2020 – Fourth Generation & Return of the Hybrid
All-new once again for the 2020 model year, the Escape saw plenty of changes, including an exterior redesign that gave the SUV a little more flair and personality and the return of hybrid powertrain options. Instead of a single hybrid powertrain, the 2020 Escape had two: a traditional hybrid that can get you up to 41 MPG city/highway combined and a plug-in hybrid that can get a whopping 105 MPG equivalent with the combination of the gas engine and the electric motor. The PHEV can also travel over 30 miles on all-electric power.
Ford’s suite of driver-assistance technologies, Co-Pilot360, became standard across all trim levels for the 2020 model year. Every Escape from this model year thus features forward collision warning, automatic emergency braking, lane keep assist, blind spot monitoring, rear cross-traffic alert, and more. Also standard is FordPass Connect, which allows drivers to get 4G LTE Wi-Fi for up to ten mobile devices.
2023 – Refreshed and Ready for Business
For the 2023 model year, the Escape got an exterior redesign once again, giving it a more athletic front end. The infotainment system was upgraded from Sync 3 to Sync 4, meaning it’s now capable of over-the-air software updates and wireless Apple CarPlay connectivity. An eight-inch touchscreen became the standard, with upper-level trims getting an even larger 12.3-inch version. The sporty ST-Line trim also joined the lineup.

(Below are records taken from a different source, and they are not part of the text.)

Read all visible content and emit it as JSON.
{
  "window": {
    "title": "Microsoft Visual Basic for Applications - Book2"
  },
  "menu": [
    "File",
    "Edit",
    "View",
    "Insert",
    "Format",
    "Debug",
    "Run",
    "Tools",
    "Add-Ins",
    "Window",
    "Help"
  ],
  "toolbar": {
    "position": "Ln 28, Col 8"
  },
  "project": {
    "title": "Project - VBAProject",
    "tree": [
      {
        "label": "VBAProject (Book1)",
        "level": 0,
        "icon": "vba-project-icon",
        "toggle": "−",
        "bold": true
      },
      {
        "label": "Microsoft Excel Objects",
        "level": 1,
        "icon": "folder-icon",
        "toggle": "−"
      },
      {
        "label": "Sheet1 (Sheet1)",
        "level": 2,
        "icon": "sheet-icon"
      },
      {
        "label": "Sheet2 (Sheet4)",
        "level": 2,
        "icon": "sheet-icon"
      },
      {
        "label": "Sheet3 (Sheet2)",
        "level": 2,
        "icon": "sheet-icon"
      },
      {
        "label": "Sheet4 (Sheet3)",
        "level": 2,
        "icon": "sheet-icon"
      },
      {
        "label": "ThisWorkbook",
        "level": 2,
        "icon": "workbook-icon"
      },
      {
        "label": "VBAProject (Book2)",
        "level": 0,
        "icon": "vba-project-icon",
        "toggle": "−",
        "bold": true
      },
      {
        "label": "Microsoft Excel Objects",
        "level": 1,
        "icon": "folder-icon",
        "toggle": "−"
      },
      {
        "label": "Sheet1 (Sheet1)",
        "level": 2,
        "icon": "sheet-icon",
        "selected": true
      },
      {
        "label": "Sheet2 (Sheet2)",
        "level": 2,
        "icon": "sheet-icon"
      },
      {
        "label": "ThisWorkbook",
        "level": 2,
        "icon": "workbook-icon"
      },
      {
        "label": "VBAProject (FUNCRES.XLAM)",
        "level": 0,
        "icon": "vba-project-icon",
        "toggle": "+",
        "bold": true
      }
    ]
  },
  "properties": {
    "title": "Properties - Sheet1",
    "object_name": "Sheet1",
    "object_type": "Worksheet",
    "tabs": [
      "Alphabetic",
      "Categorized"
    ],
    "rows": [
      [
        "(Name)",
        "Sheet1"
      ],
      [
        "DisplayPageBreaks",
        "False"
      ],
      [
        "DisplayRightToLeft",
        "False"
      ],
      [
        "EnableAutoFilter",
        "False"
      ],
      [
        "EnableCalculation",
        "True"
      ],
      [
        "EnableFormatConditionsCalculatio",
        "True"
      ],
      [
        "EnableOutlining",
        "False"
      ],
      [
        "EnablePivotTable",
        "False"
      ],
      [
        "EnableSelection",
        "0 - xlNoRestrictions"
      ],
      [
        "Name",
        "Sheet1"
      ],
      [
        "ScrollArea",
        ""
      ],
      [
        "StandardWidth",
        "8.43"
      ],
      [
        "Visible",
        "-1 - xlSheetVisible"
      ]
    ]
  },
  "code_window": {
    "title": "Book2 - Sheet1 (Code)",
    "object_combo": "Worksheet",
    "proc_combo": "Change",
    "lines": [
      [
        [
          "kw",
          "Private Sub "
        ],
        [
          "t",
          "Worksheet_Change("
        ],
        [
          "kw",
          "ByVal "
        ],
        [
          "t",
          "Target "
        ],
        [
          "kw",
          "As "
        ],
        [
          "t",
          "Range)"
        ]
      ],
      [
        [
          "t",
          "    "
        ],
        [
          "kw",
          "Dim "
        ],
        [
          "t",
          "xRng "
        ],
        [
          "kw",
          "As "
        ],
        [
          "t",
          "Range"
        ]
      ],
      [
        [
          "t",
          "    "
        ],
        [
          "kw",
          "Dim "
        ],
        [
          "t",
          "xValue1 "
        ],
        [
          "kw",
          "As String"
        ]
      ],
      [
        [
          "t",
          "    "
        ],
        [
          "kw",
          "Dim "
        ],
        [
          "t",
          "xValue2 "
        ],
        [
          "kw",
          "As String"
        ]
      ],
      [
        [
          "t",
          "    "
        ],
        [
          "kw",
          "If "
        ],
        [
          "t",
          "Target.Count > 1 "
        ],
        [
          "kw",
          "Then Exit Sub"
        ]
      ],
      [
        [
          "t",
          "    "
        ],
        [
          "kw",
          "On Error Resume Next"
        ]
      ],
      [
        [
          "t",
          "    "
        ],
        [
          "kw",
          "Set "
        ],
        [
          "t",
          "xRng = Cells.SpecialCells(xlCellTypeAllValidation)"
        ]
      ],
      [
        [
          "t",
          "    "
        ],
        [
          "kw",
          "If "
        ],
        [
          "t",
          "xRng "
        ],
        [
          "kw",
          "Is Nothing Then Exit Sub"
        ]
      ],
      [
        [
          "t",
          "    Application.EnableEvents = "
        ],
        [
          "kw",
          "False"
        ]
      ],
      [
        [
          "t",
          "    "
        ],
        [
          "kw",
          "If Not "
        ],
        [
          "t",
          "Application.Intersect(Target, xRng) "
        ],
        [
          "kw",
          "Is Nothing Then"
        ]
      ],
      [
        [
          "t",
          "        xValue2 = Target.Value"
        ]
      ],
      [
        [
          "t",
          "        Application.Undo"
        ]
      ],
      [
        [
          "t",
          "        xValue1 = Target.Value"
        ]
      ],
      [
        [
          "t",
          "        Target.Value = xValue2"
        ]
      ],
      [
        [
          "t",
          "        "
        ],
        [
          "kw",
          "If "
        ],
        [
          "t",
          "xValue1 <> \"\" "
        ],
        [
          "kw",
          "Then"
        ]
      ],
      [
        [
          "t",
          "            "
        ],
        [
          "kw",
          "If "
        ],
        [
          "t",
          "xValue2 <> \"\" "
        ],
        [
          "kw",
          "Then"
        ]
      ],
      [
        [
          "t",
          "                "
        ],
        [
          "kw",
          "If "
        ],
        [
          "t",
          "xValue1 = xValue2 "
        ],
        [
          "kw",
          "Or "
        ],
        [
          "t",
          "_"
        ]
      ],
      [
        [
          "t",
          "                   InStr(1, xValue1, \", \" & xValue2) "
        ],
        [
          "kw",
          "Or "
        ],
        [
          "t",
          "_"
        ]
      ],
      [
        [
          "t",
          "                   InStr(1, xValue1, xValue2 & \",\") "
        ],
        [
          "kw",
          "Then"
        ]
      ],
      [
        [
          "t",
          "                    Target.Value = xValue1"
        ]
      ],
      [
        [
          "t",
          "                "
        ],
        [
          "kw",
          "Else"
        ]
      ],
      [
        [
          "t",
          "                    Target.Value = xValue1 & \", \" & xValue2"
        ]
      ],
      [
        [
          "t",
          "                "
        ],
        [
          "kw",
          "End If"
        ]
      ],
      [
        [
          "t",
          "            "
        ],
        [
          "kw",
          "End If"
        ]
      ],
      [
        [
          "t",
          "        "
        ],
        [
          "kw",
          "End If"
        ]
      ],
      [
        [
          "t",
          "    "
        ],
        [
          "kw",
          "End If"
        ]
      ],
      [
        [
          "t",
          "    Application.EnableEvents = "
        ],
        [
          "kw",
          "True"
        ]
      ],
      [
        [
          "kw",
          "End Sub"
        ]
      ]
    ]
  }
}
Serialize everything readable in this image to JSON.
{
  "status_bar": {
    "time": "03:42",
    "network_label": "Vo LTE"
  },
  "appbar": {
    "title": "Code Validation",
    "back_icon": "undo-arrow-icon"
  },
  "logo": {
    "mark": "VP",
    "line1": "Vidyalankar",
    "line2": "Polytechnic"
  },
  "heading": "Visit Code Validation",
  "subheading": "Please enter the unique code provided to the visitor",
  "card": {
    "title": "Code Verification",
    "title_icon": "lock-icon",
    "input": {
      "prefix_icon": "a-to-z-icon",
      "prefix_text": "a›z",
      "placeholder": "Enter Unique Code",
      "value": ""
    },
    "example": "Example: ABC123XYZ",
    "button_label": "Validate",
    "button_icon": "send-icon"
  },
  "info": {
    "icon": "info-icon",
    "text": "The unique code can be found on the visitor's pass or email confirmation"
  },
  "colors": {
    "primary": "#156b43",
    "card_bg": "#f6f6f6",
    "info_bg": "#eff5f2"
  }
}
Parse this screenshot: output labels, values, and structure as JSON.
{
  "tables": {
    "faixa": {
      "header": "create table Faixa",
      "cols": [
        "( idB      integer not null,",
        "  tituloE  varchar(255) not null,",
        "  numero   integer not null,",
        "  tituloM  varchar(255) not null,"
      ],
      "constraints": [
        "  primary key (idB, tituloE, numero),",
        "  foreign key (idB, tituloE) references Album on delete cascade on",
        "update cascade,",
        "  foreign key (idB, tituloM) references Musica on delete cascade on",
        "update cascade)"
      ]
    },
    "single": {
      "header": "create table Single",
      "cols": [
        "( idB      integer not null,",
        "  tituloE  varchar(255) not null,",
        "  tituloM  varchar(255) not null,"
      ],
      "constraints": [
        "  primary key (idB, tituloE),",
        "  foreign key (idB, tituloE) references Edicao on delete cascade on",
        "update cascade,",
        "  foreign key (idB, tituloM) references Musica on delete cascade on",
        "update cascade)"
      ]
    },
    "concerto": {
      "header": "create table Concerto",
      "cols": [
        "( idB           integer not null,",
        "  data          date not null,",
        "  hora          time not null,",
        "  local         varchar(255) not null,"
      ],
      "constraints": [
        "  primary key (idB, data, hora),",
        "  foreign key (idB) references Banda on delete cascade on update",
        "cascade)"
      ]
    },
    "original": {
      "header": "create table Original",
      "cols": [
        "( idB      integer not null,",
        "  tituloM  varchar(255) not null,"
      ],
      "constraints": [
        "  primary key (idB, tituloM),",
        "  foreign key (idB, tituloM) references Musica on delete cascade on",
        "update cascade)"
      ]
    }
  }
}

As the Escape continues to evolve in the years to come, we’re sure it will continue to reflect shifting trends in exterior and interior design and strive for increasingly efficient powertrains—perhaps even an all-electric version.